Last updated at Sat, 19 Aug 2017 16:05:40 GMT

Nexpose version 5.9.10 includes significant improvements to its Oracle Database fingerprinting and vulnerability coverage. When configured with appropriate database credentials, Nexpose scans can accurately identify which patches have been applied. This post will go through the steps for setting up such a scan, as well as discuss some of the finer details about Oracle's versioning scheme and the terminology around their quarterly Critical Patch Update program.

Scanning Oracle Databases with Nexpose

Nexpose requires access to the sys.registry$history table in order to determine the patch level of the database. While Nexpose will happily scan your database when configured to log in as a highly privileged role such as SYSDBA, this is not recommended. You may create a user with more limited access as follows:

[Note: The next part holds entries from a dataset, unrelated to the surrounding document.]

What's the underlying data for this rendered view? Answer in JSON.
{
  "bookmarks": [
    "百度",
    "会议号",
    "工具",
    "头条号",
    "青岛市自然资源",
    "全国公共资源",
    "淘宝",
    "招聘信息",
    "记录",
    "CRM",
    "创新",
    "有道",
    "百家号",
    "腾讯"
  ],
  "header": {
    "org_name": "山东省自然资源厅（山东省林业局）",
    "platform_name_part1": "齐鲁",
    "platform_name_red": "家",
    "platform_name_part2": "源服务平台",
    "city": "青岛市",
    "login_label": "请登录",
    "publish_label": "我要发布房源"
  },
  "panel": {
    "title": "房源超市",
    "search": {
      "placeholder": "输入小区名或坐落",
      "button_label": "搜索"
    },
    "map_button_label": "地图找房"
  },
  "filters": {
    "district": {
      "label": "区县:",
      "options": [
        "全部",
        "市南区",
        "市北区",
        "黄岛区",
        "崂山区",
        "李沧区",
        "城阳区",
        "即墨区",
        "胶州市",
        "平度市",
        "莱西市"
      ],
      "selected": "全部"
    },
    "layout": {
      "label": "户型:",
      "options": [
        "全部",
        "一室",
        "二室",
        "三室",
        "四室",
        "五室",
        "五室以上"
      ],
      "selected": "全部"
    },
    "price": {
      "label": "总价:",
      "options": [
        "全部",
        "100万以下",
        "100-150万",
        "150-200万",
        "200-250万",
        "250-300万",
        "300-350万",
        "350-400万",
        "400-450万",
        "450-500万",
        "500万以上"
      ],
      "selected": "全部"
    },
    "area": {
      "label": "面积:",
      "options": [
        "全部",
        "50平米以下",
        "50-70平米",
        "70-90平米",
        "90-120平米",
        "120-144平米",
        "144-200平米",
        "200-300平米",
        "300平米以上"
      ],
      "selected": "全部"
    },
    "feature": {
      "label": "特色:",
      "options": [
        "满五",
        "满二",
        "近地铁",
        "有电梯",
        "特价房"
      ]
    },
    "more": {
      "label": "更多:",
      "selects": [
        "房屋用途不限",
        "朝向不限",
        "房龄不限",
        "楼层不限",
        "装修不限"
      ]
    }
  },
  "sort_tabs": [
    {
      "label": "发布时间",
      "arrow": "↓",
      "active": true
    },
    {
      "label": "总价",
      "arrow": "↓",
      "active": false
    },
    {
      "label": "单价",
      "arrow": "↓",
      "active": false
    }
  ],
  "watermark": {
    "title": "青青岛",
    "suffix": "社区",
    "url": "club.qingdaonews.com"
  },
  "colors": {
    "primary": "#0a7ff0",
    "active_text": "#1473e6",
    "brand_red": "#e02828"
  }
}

CREATE USER nxpscan IDENTIFIED BY aStrongerPasswordThanThis;
GRANT create session TO nxpscan;
GRANT select ON sys.registry$history TO nxpscan;

With this account in place, you may now configure a Nexpose site to use the Oracle-specific credentials. Assuming you have a site with your database hosts and an applicable scan template (e.g. Full audit without Web Spider) set up, on the Site Configuration page click the "Credentials" link at the left and then the "New" button under the Credential Listing

Enter a name and (optionally) a description for the credentials in the General section of the Site Credential Configuration editor. Then click the Next button.

In the Account section of the Site Credential Configuration editor, choose "Oracle" as the Service, fill in the appropriate SID for your database, and the user name and password you created earlier. Check that the credentials are valid by clicking on "Test Credentials," entering the host name and port, and then clicking the "Test credentials" button.

If all goes well an "Authentication succeeded" dialog will appear. Click "OK" on it and then click "Save" on the Site Credential Configuration editor. The new credentials should now appear in the Site Configuration. Click "Save" again.

Any Oracle Database installations in the site for which these credentials are valid will now be accurately fingerprinted, and any missing Critical Patch Updates will show up under the asset's vulnerability listing.

Unauthenticated Scans

Without database credentials, Nexpose is only able to determine version information up to the "patch set" level -- that is, the fourth part of the version string (see below). In older checks, Nexpose attempts to trigger error conditions in order to look for the presence of specific vulnerabilities, for example by attempting buffer overflows or SQL injections. Other checks, which rely on version numbers to determine vulnerabilities, are classified as "potentials" and will not run unless explicitly enabled in a scan template. If potential checks are enabled and no valid credentials are available, an Oracle Database scan may result in many false positives.

Oracle Database Versions

Why does Nexpose need access to system tables to achieve accurate results? Oracle Database versions follow a five-part versioning scheme A.B.C.D.E, where A is the major release, B is the maintenance release, C is the application server release number, D is the patch set, and E is the patch set update number. For example, an Oracle Database at version is interpreted as an 11_g_R2 database, at patch set, with update 10 applied. When connecting to a database server, only the first four parts are sent. Oracle's quarterly updates typically only affect the fifth part of the version (E), or in the case of Security Patch Updates (SPUs), not at all.

Oracle has a variety of types of patch releases, their terminology for which has changed over time:

  • Bundle Patch (BP) - An iterative, cumulative patch that is issued between patch sets. Bundle patches usually include only fixes, but some products may include minor enhancements. Examples are the Database Windows Bundles and SOA Bundle Patches.
  • Critical Patch Update (CPU) - Oracle's program for quarterly release of security fixes. Patches released as part of this program may be Patch Set Updates, Security Patch Updates, and Bundle Patches. Regardless of the patch type, the patches are cumulative. Previously, CPU was also the term used for Oracle's security-only patches (now known as SPUs).
  • Interim Patch - A patch containing one or more fixes made available to customers who cannot wait until the next patch set or new product release to get a fix.
  • Patch Set - An integrated, cumulative, fully tested collection of fixes issued in between major product releases. Patch sets may include minor enhancements. Fourth part of the version string.
  • Patch Set Update (PSU) - A quarterly patch that contains the most critical fixes for the applicable product, allowing customers to apply one patch to avoid many problems. Fifth part of the version string.
  • Security Patch Update (SPU) - An iterative, cumulative patch consisting of security fixes. Formerly known as Critical Patch Update. Does not affect version string.

Nexpose will fingerprint the most recently applied PSU, SPU, or BP. To see the patch level a database is at, find the "Oracle TNS Listener" under the Service Listing of an asset, and click it.

Any discovered configuration items will be shown, including the update type and version:

In this case, you can see that the Security Patch Update (spu) from January 2014 (2014-01) has been applied. If the Patch Set Update had been applied, as opposed to the SPU, the version would be and the updateType would be "psu." In the case of a database running on Windows, the version would be (Bundle Patch 1) and the updateType would be "winbundle."